As they require less land than traditional field agriculture, CEA facilities can be developed in urban areas, thereby reducing the emissions and logistical expenses of food transportation. This is likely to be of particular benefit as the world’s population continues to concentrate within cities, and could also help businesses to offer sustainable produce that appeals to consumer demand.
Economic uncertainty remains a core challenge
With its environmental benefits, indoor farming is beginning to gain traction as a sustainable agricultural solution. In 2022, the CEA market was valued at more than $3.66 billion following record-breaking levels of investment.
Although a wide range of startups has emerged within the industry, well-publicised by optimistic media representations, it is worth noting that several CEA businesses have failed due to the economic uncertainties of indoor farming.
These uncertainties come in the form of both capital and operational expenses. The construction, technology, equipment and expertise required to set up an indoor farm demand significant upfront investment, while the energy consumption and labour intensity of artificial control systems contribute to their high running costs.
Indeed, the investment costs per square meter of growing space on a vertical farm can be up to ten times higher than those of a high-tech greenhouse, with the final system consuming around seven times more energy than its counterpart. As businesses continue to grapple with the global energy crisis, this energy consumption has emerged as a key limitation with volatile prices prompting a number of high-profile companies to lay off workers, reduce the scale of their operations or enter into bankruptcy.
Agritecture has set out to address these challenges, with its data-driven platform expected to prepare its clients for the potential costs of indoor farming. In doing so, it could be extremely useful to help business owners maximise the benefits of CEA while reducing their exposure to economic uncertainties.

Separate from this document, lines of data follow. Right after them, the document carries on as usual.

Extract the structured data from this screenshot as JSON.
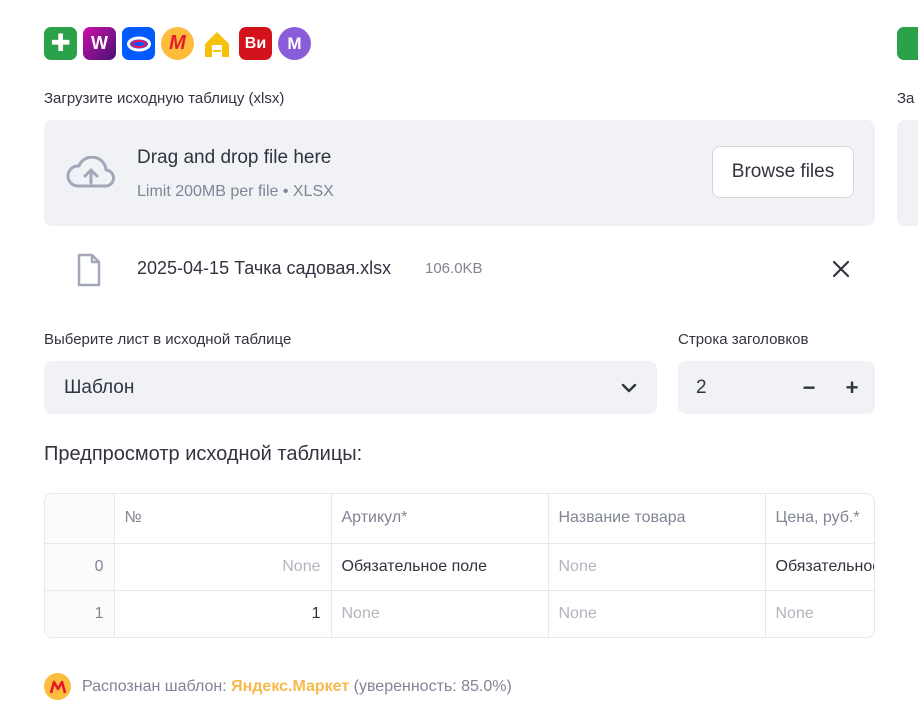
{
  "marketplaces": [
    {
      "name": "megamarket",
      "icon": "plus-cross-icon",
      "color": "#2ba14a",
      "glyph": "✚"
    },
    {
      "name": "wildberries",
      "icon": "wildberries-logo-icon",
      "color": "#8f14ce",
      "glyph": "W"
    },
    {
      "name": "ozon",
      "icon": "ozon-logo-icon",
      "color": "#005bff",
      "glyph": "O"
    },
    {
      "name": "yandex-market",
      "icon": "yandex-market-logo-icon",
      "color": "#fdbc3b",
      "glyph": "M"
    },
    {
      "name": "house",
      "icon": "house-logo-icon",
      "color": "#f4c20d",
      "glyph": "⌂"
    },
    {
      "name": "vseinstrumenti",
      "icon": "vi-logo-icon",
      "color": "#d3131b",
      "glyph": "Ви"
    },
    {
      "name": "magnit",
      "icon": "m-logo-icon",
      "color": "#8a5cd8",
      "glyph": "M"
    }
  ],
  "upload": {
    "label": "Загрузите исходную таблицу (xlsx)",
    "title": "Drag and drop file here",
    "limit": "Limit 200MB per file • XLSX",
    "browse_label": "Browse files"
  },
  "file": {
    "name": "2025-04-15 Тачка садовая.xlsx",
    "size": "106.0KB"
  },
  "sheet_select": {
    "label": "Выберите лист в исходной таблице",
    "value": "Шаблон"
  },
  "header_row": {
    "label": "Строка заголовков",
    "value": "2",
    "minus": "−",
    "plus": "+"
  },
  "preview": {
    "title": "Предпросмотр исходной таблицы:",
    "columns": [
      "",
      "№",
      "Артикул*",
      "Название товара",
      "Цена, руб.*"
    ],
    "rows": [
      [
        "0",
        "None",
        "Обязательное поле",
        "None",
        "Обязательное поле"
      ],
      [
        "1",
        "1",
        "None",
        "None",
        "None"
      ]
    ]
  },
  "detected": {
    "prefix": "Распознан шаблон:",
    "brand": "Яндекс.Маркет",
    "confidence": "(уверенность: 85.0%)"
  },
  "right_clip": {
    "label": "За"
  }
}
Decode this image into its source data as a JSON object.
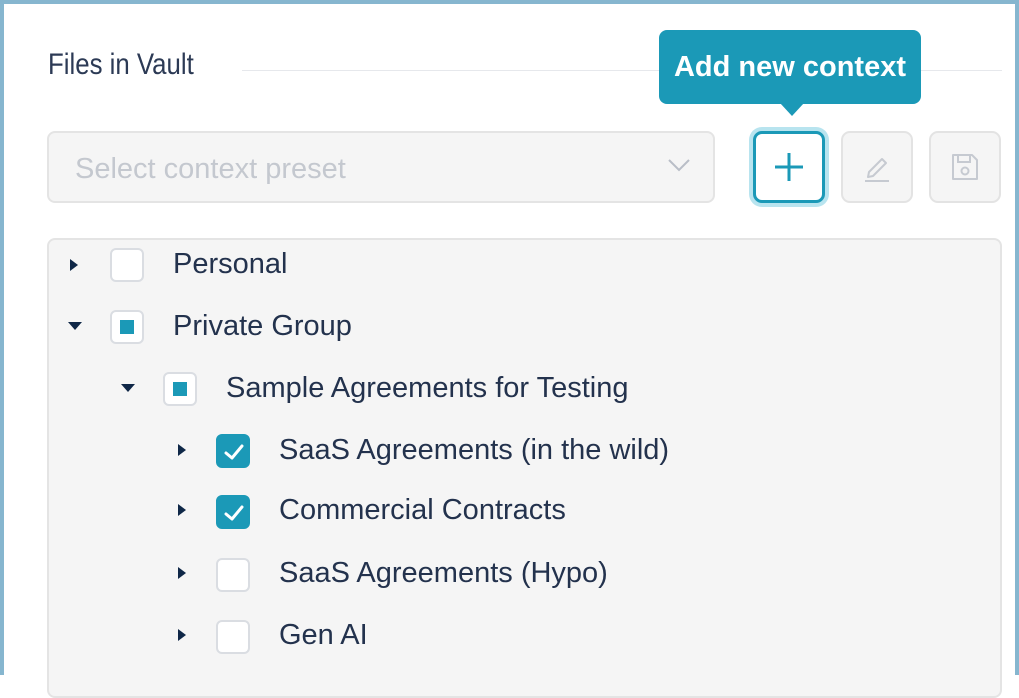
{
  "header": {
    "title": "Files in Vault"
  },
  "tooltip": {
    "text": "Add new context"
  },
  "preset_select": {
    "placeholder": "Select context preset"
  },
  "toolbar": {
    "buttons": [
      {
        "name": "add",
        "icon": "plus-icon"
      },
      {
        "name": "edit",
        "icon": "pencil-icon"
      },
      {
        "name": "save",
        "icon": "floppy-disk-icon"
      }
    ]
  },
  "tree": {
    "items": [
      {
        "label": "Personal",
        "expanded": false,
        "check": "unchecked",
        "level": 0
      },
      {
        "label": "Private Group",
        "expanded": true,
        "check": "partial",
        "level": 0
      },
      {
        "label": "Sample Agreements for Testing",
        "expanded": true,
        "check": "partial",
        "level": 1
      },
      {
        "label": "SaaS Agreements (in the wild)",
        "expanded": false,
        "check": "checked",
        "level": 2
      },
      {
        "label": "Commercial Contracts",
        "expanded": false,
        "check": "checked",
        "level": 2
      },
      {
        "label": "SaaS Agreements (Hypo)",
        "expanded": false,
        "check": "unchecked",
        "level": 2
      },
      {
        "label": "Gen AI",
        "expanded": false,
        "check": "unchecked",
        "level": 2
      }
    ]
  },
  "colors": {
    "accent": "#1b99b7",
    "text": "#23324d",
    "frame": "#86b6cf"
  }
}
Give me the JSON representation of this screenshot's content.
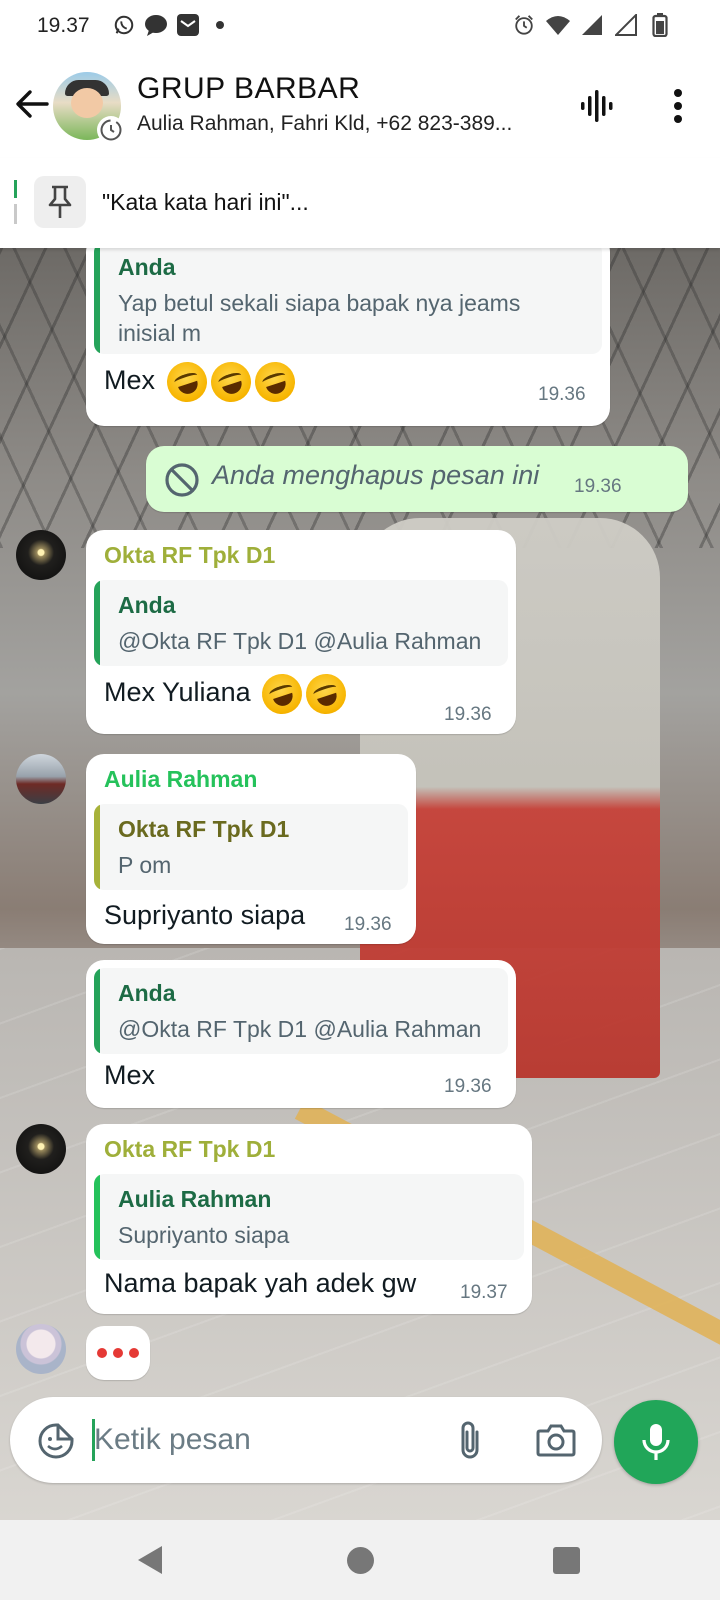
{
  "status_bar": {
    "time": "19.37"
  },
  "header": {
    "title": "GRUP BARBAR",
    "members": "Aulia Rahman, Fahri Kld, +62 823-389..."
  },
  "pinned": {
    "text": "\"Kata kata hari ini\"..."
  },
  "messages": [
    {
      "quote_name": "Anda",
      "quote_text_line1": "Yap betul sekali siapa bapak nya jeams",
      "quote_text_line2": "inisial m",
      "text": "Mex",
      "time": "19.36"
    },
    {
      "text": "Anda menghapus pesan ini",
      "time": "19.36"
    },
    {
      "sender": "Okta RF Tpk D1",
      "quote_name": "Anda",
      "quote_text": "@Okta RF Tpk D1 @Aulia Rahman",
      "text": "Mex Yuliana",
      "time": "19.36"
    },
    {
      "sender": "Aulia Rahman",
      "quote_name": "Okta RF Tpk D1",
      "quote_text": "P om",
      "text": "Supriyanto siapa",
      "time": "19.36"
    },
    {
      "quote_name": "Anda",
      "quote_text": "@Okta RF Tpk D1 @Aulia Rahman",
      "text": "Mex",
      "time": "19.36"
    },
    {
      "sender": "Okta RF Tpk D1",
      "quote_name": "Aulia Rahman",
      "quote_text": "Supriyanto siapa",
      "text": "Nama bapak yah adek gw",
      "time": "19.37"
    }
  ],
  "composer": {
    "placeholder": "Ketik pesan"
  },
  "colors": {
    "okta_name": "#9faf3a",
    "aulia_name": "#25c25b",
    "anda_quote_bar": "#25a35a",
    "okta_quote_bar": "#a7b23a",
    "outgoing_bubble": "#d9fdd3",
    "mic_button": "#21a659"
  },
  "icons": [
    "whatsapp-icon",
    "chat-bubble-icon",
    "mail-icon",
    "alarm-icon",
    "wifi-icon",
    "signal-icon",
    "battery-icon",
    "back-arrow-icon",
    "disappearing-timer-icon",
    "voice-chat-icon",
    "more-vertical-icon",
    "pin-icon",
    "blocked-icon",
    "sticker-icon",
    "paperclip-icon",
    "camera-icon",
    "mic-icon"
  ]
}
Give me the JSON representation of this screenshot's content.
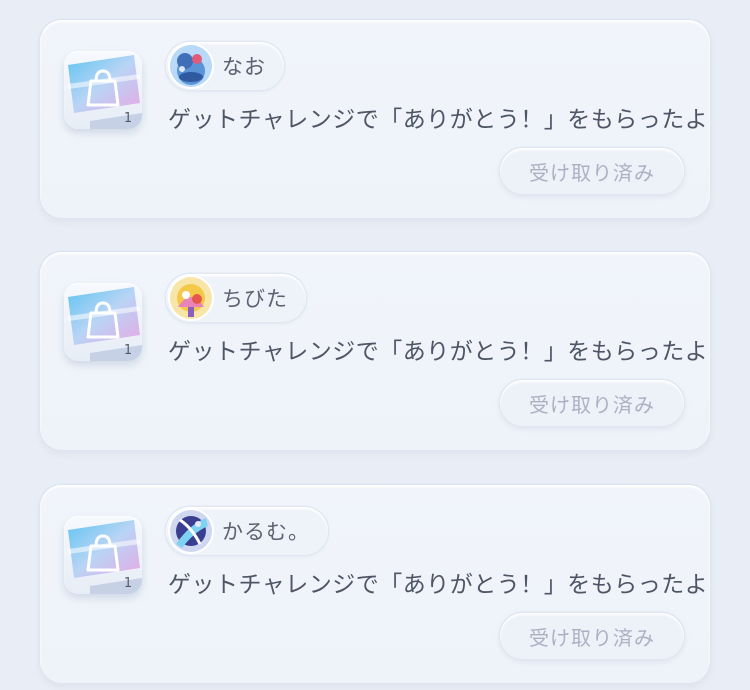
{
  "notifications": [
    {
      "user_name": "なお",
      "avatar_icon": "trainer-avatar-blue-icon",
      "item_icon": "shopping-bag-ticket-icon",
      "item_count": "1",
      "message": "ゲットチャレンジで「ありがとう！」をもらったよ",
      "status_button": "受け取り済み"
    },
    {
      "user_name": "ちびた",
      "avatar_icon": "trainer-avatar-yellow-icon",
      "item_icon": "shopping-bag-ticket-icon",
      "item_count": "1",
      "message": "ゲットチャレンジで「ありがとう！」をもらったよ",
      "status_button": "受け取り済み"
    },
    {
      "user_name": "かるむ。",
      "avatar_icon": "trainer-avatar-purple-icon",
      "item_icon": "shopping-bag-ticket-icon",
      "item_count": "1",
      "message": "ゲットチャレンジで「ありがとう！」をもらったよ",
      "status_button": "受け取り済み"
    }
  ],
  "colors": {
    "background": "#e9eef6",
    "card": "#eff3f9",
    "text": "#4e5565",
    "disabled_text": "#a9b1c3"
  }
}
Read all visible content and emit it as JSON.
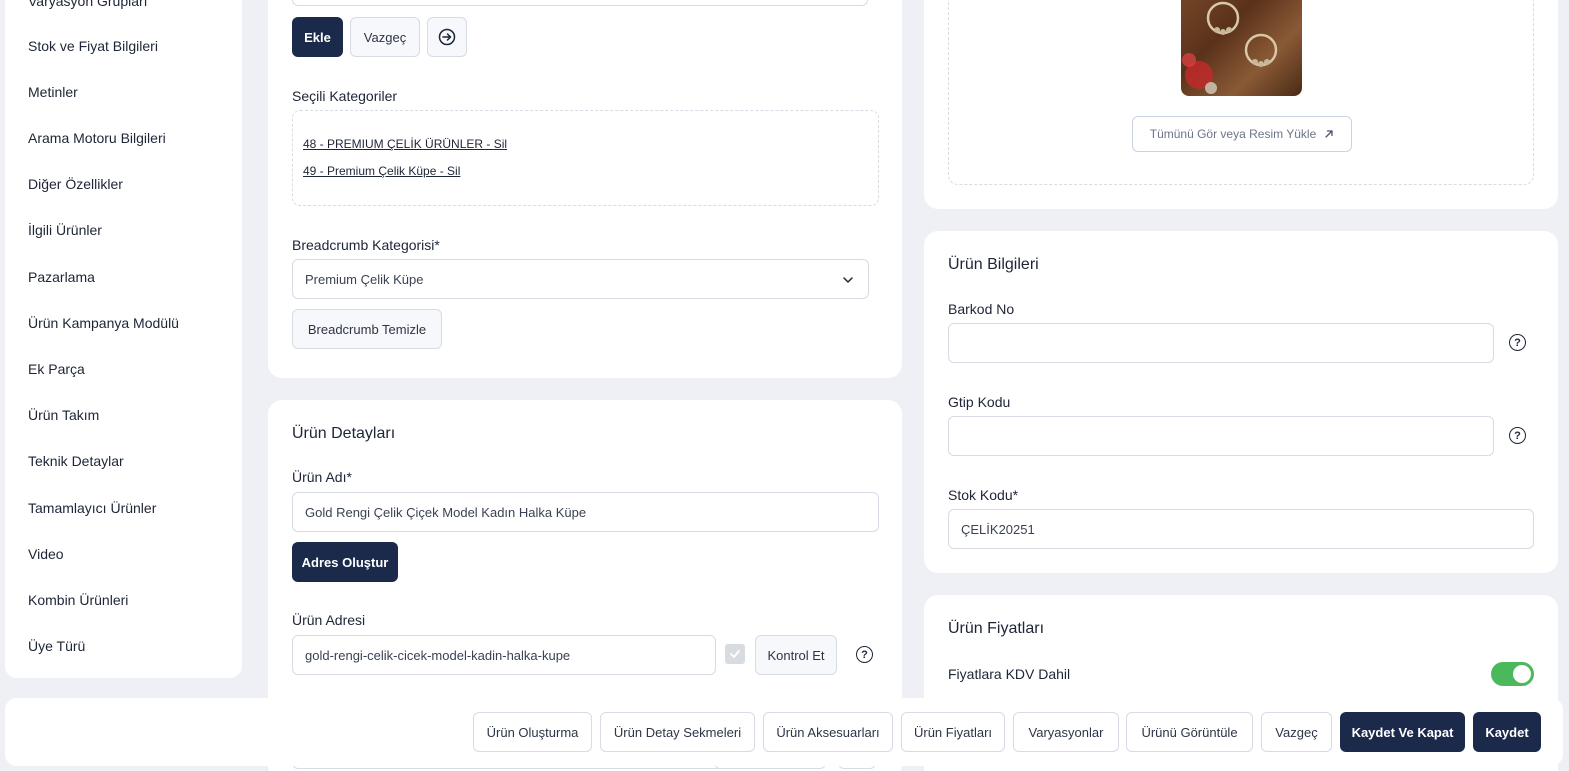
{
  "sidebar": {
    "items": [
      "Varyasyon Grupları",
      "Stok ve Fiyat Bilgileri",
      "Metinler",
      "Arama Motoru Bilgileri",
      "Diğer Özellikler",
      "İlgili Ürünler",
      "Pazarlama",
      "Ürün Kampanya Modülü",
      "Ek Parça",
      "Ürün Takım",
      "Teknik Detaylar",
      "Tamamlayıcı Ürünler",
      "Video",
      "Kombin Ürünleri",
      "Üye Türü"
    ]
  },
  "category": {
    "add_label": "Ekle",
    "cancel_label": "Vazgeç",
    "selected_title": "Seçili Kategoriler",
    "selected": [
      {
        "text": "48 - PREMIUM ÇELİK ÜRÜNLER - ",
        "remove": "Sil"
      },
      {
        "text": "49 - Premium Çelik Küpe - ",
        "remove": "Sil"
      }
    ],
    "breadcrumb_label": "Breadcrumb Kategorisi*",
    "breadcrumb_value": "Premium Çelik Küpe",
    "breadcrumb_clear": "Breadcrumb Temizle"
  },
  "details": {
    "title": "Ürün Detayları",
    "name_label": "Ürün Adı*",
    "name_value": "Gold Rengi Çelik Çiçek Model Kadın Halka Küpe",
    "create_address": "Adres Oluştur",
    "address_label": "Ürün Adresi",
    "address_value": "gold-rengi-celik-cicek-model-kadin-halka-kupe",
    "check_label": "Kontrol Et"
  },
  "image": {
    "view_upload": "Tümünü Gör veya Resim Yükle"
  },
  "info": {
    "title": "Ürün Bilgileri",
    "barcode_label": "Barkod No",
    "barcode_value": "",
    "gtip_label": "Gtip Kodu",
    "gtip_value": "",
    "stock_label": "Stok Kodu*",
    "stock_value": "ÇELİK20251"
  },
  "prices": {
    "title": "Ürün Fiyatları",
    "vat_label": "Fiyatlara KDV Dahil",
    "vat_on": true
  },
  "footer": {
    "buttons": [
      "Ürün Oluşturma",
      "Ürün Detay Sekmeleri",
      "Ürün Aksesuarları",
      "Ürün Fiyatları",
      "Varyasyonlar",
      "Ürünü Görüntüle",
      "Vazgeç"
    ],
    "save_close": "Kaydet Ve Kapat",
    "save": "Kaydet"
  },
  "colors": {
    "primary": "#1b2a4a",
    "toggle_on": "#4cb85c"
  }
}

Although the solution does not directly minimise the costs of indoor farming, it could provide a degree of reassurance that would go some way towards encouraging the adoption of CEA technologies.